As a final reflection on the miracle and its results our Lord says: "For judgement am I come into the world, that they which see not might see, and that they which see might be made blind." A kind of sad humour betrays itself in His language, as He sees how easily felt-blindness is removed, but how absolutely blind presumed knowledge is. Humility ever wins the day. The blind man now saw because he knew he was blind, and trusted that Christ could give him sight; the Pharisees were stone-blind to the world Christ opened to them and carried in His person, because they thought that already they had all the knowledge they required. And wherever Christ comes men thus form themselves around Him in two groups, blind and seeing. "For judgment," for testing and dividing men, He is come.
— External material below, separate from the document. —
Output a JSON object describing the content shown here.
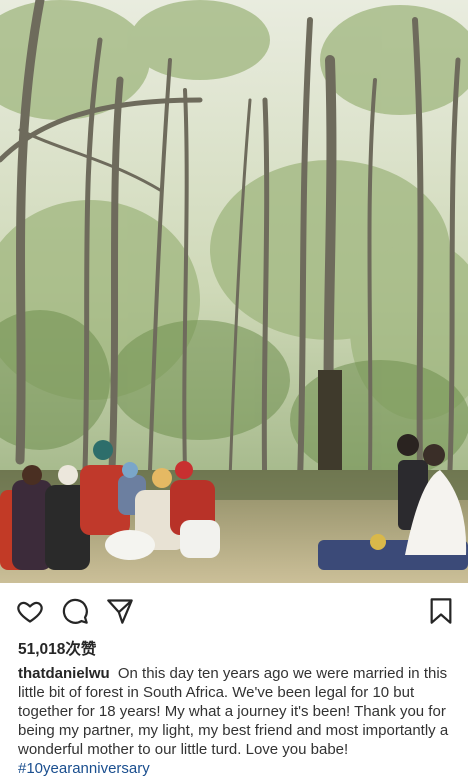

Nothing goes more searchingly into a man's character than Christ's offer to be to him the Light of life, to be his leader to a perfect life. This offer discloses what the man is content with, and what he really sighs for. This offer, which confronts us with the possibility of living in close fellowship and love with God, discloses whether our real bent is towards what is pure, and high, and holy, or towards what is earthly. This man who eagerly asked, "Who is the Son of God that I might believe on Him?" acknowledged his blindness and his longing for light, and he got it. The Pharisees, who claimed to see, condemned themselves by their rejection of Christ. "If," says our Lord, "ye were blind, if you were ignorant like this poor man, your ignorance would excuse you. But now ye say, We see, you boast that you can discern the Christ, you have tests of all kinds that you plume yourselves on, therefore your darkness and your sin remain." That is to say, the one sufficient test of Christ's claim is need. He presents Himself as the Light of the world, but if we are unconscious of darkness we cannot appreciate Him. But surely there are many of us who feel as if we were born blind, unable to see things spiritual as we ought; as if we had a sense too little, and could not find our way satisfactorily through this life. We hear of God with the hearing of the ear, but do not see Him; we have not the close and unmistakable discernment that comes by sight.
 See the Meditations of Marcus Aurelius.